Now what have you done during the past year for your spiritual culture? Have you sometimes retired into a secret spot, not for the purpose of saying your customary prayers and offering up your customary requests, but that you might be alone with God? Have you tried to find a church where the service is rendered in such a way as to help your devotion? Or have you dropped into any church that happened to be at hand, so as to get the thing over as quickly as possible? Have you sought out a preacher who would teach and stimulate and encourage youl Or have you persisted in hearing sermons, the only effect of which was to bore and annoy you? Are you really anxious that your own finite life should be suffused by the infinite life of God? If not, why not? Is it all the fault of circumstances?

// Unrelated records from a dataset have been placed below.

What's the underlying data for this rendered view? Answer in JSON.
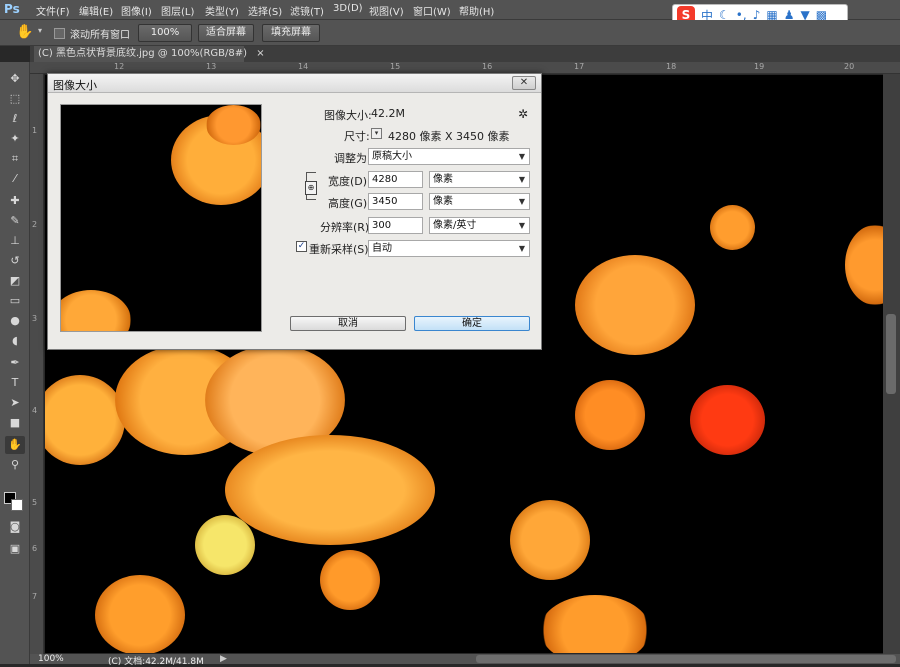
{
  "app": {
    "logo": "Ps"
  },
  "menu": [
    "文件(F)",
    "编辑(E)",
    "图像(I)",
    "图层(L)",
    "类型(Y)",
    "选择(S)",
    "滤镜(T)",
    "3D(D)",
    "视图(V)",
    "窗口(W)",
    "帮助(H)"
  ],
  "ime": {
    "logo": "S",
    "mode": "中",
    "icons": [
      "moon-icon",
      "dot-icon",
      "mic-icon",
      "keyboard-icon",
      "user-icon",
      "shirt-icon",
      "grid-icon"
    ]
  },
  "options": {
    "scroll_all_label": "滚动所有窗口",
    "zoom_button": "100%",
    "fit_screen_button": "适合屏幕",
    "fill_screen_button": "填充屏幕"
  },
  "document": {
    "tab_title": "(C) 黑色点状背景底纹.jpg @ 100%(RGB/8#)",
    "tab_close": "×"
  },
  "ruler": {
    "top_labels": [
      "12",
      "13",
      "14",
      "15",
      "16",
      "17",
      "18",
      "19",
      "20"
    ],
    "left_labels": [
      "1",
      "2",
      "3",
      "4",
      "5",
      "6",
      "7"
    ]
  },
  "status": {
    "zoom": "100%",
    "doc_info": "(C) 文档:42.2M/41.8M",
    "arrow": "▶"
  },
  "dialog": {
    "title": "图像大小",
    "close": "✕",
    "image_size_label": "图像大小:",
    "image_size_value": "42.2M",
    "gear": "✲",
    "dimensions_label": "尺寸:",
    "dimensions_value": "4280 像素  X  3450 像素",
    "fit_to_label": "调整为:",
    "fit_to_value": "原稿大小",
    "width_label": "宽度(D):",
    "width_value": "4280",
    "width_unit": "像素",
    "height_label": "高度(G):",
    "height_value": "3450",
    "height_unit": "像素",
    "resolution_label": "分辨率(R):",
    "resolution_value": "300",
    "resolution_unit": "像素/英寸",
    "resample_label": "重新采样(S):",
    "resample_checked": true,
    "resample_value": "自动",
    "cancel_button": "取消",
    "ok_button": "确定"
  },
  "colors": {
    "accent": "#3a86cf",
    "canvas_bg": "#000000",
    "ui_bg": "#535353"
  }
}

And to-day we should look forward as well as backward; we should consider our future ways. Have you any scheme or plan of life? If so, what is it? Will it bear serious examination? What do you intend to do this year? What are you going to make of yourself? Will you not to-day and now resolve to profit by the past and to be wiser in all time to come? Will you not to-day and now determine henceforth to do your very utmost to live a noble and progressive life?
In conclusion, I should like to wish you all a Happy New Year:—happy, if it may be so; but if sadness must come, may God give you speedily the interest of tears!
"Thanksgiving Service" at the
T HAVE three things to do to-day. The first arises out of the fact that this is our Jubilee Service. I have to express for myself and you our humble but heart-felt congratulations to her Majesty our Queen, upon the completion of the fiftieth year of her reign, and upon the outburst of enthusiastic loyalty which that event has evoked from all classes of her subjects. Never has a monarch been more worthy of a people's love. If any proof of this were needed, it is to be found in the "complete and beautiful triumph" of Tuesday last. For, as the 'Times' truly said, "In bygone ages the English people were loyal with little reflection, being ready to cheer any wearer of the crown, and even to give their lives for the sovereign, simply because he occupied the throne. In the present age, the people have become too critical for this impulsive and unreasoning devo